Barrett Brown, an author and writer for Vanity Fair, The Huffington Post, and True/Slant, has been a media-friendly public face for the group Anonymous. But Brown is quitting Anonymous and turning his focus to his brainchild Project PM which has multifaceted goals, including "to best utilize information technology along with our collective knowledge base to better the world in every aspect possible."
Last year Brown went from a journalist reporting on Anonymous's activities, to being an informal spokesperson for the group. He gave interviews and wrote press releases, but maintained that he was not a leader as the group Anonymous was leaderless. Yet there were other members of Anonymous who accused Brown of giving too much attention to the group and of hogging the spotlight. There was also talk of Anonymous members being worried about having their identities exposed, worried about Brown's focus on government wrongdoing. Upon learning that Brown was quitting Anonymous, I interviewed him.
Interview with Barrett Brown: (warning some language may be offensive to some readers)
Anonymous seems to be splintering into different factions, with some defectors warring against other Anonymous members. Is this why you are leaving Anonymous to focus on your Project PM?
Brown: I've been encouraging people to form their own small groups either "under" Anonymous or separately for a while now and putting out this guide for the purpose, and meanwhile I've been thinking that I can get more done by putting my energy back into Project PM and retooling it to focus on crowd-sourced investigations as well as the facilitation and promotion of other groups like it. Operation Metal Gear has been my main focus and the sort of work it requires is best conducted by a cohesive group of people who are interested in researching and exposing the intelligence contracting industry. But the Ryan incident definitely made the decision easier. In large part, it's a symptom of this problem whereby you have many Anons who are not at all interested in promoting justice and transparency but are instead intent on fucking around and winning little e-fights. Anonymous attracts some of the best people in the world, but it also attracts emotionally disturbed individuals who disrupt serious work.
How many other former Anonymous members are going with you to focus on Project PM?
Brown: No more than two dozen; I don't keep an exact count. Many of those had already drifted away from Anonymous and the Anonops server for reasons similar to mine. There are also a number of people with us who aren't in Anonymous but who want to pursue some experimental methods by which to more effectively pursue online activism and have gotten in touch with me after seeing one of my articles on the subject, as well as those who had signed up to join since I founded the entity about a year and a half ago.
Project PM is your brainchild, but has over 90 members ranging from "a former CIA Directorate of Operations and the current Director of the University Center for Innovation in Teaching and Education at Case Western Reserve, to a Project Manager specialized in Internet strategy and development for firms, such as the Mozilla Foundation and John Hopkins University, and a jazz guitarist turned award-winning blogger." How do these members as well as those that are leaving Anonymous to join Project PM, feel about your plans to expose pro-government and pro-corporation bias in the media?

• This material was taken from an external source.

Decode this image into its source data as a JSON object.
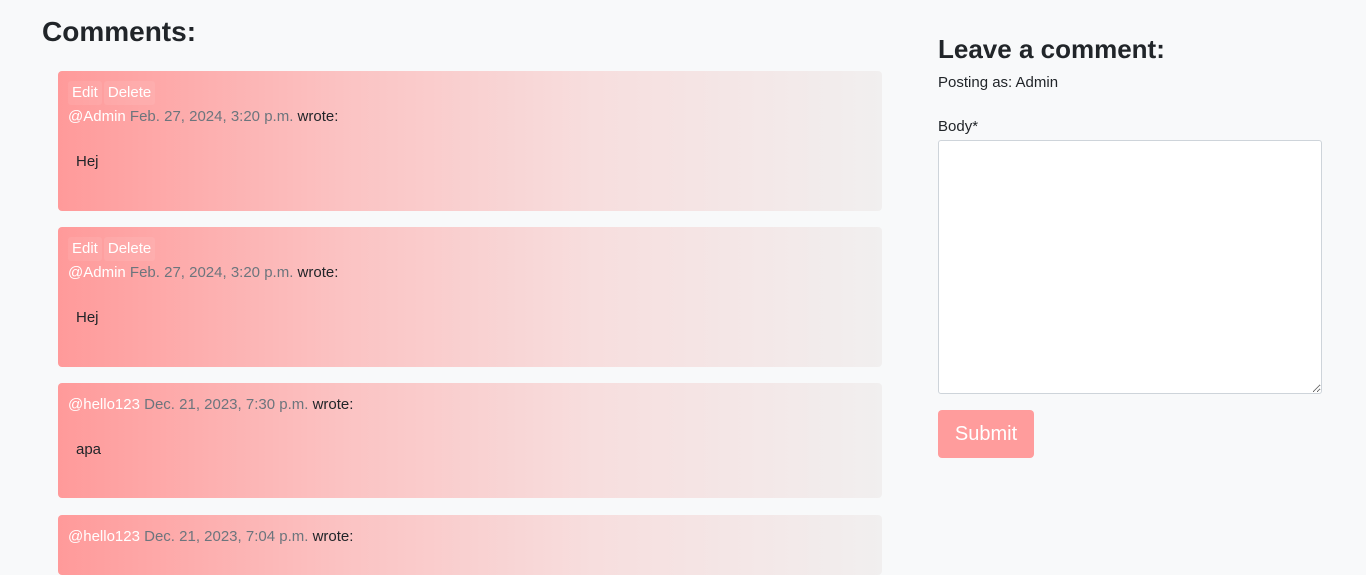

Brown: I haven't been in touch with the majority of those who signed up since last year, when I became active with Anonymous and sort of put Project PM on hold. At that time, I had a couple of very important participants leave due to concerns over my growing association with Anonymous, but OpTunisia was too important to me to not get involved; I'd been waiting for Anonymous to start assisting in the overthrow of oppressive governments since the Australia attacks in early 2010. I'll be sending out an e-mail to all past participants later today, explaining that we'll be rekindling our earlier projects while also concentrating on new efforts; I only expect a portion of those 90 or so people to get actively involved, but I'm now actively recruiting.
Do you have certain goals or plans in mind, specifics of exposing pro-government bias reporting and government wrongdoing?
Brown: Operation Metal Gear is a sort of crowd-sourced campaign in opposition to the use and development of "persona management" as well as other propaganda and surveillance methodology being produced by a number of intelligence contractors and utilized by the United States and other governments; it stems from certain things that were discovered among the HBGary e-mails. We've been investigating the issue for two months now and have turned up a great deal of disturbing information, much of which we've discovered in the past few days. We've been providing what we've discovered to other journalists and compiling everything on a wiki in order to provide a clear and comprehensive picture of these issues for others who would like to pursue them.
Right now I'm writing a series for al-Jazeera on some of the things we've discovered in the past few days. Here's a phone call I made to one of the executives who was working with HBGary to produce a massive surveillance program that I'll be describing further in those articles:
I've made a number of similar calls to people like Booz Allen Hamilton VP William Wansley:
Occasionally I find an informant, which helps to put us in the right direction.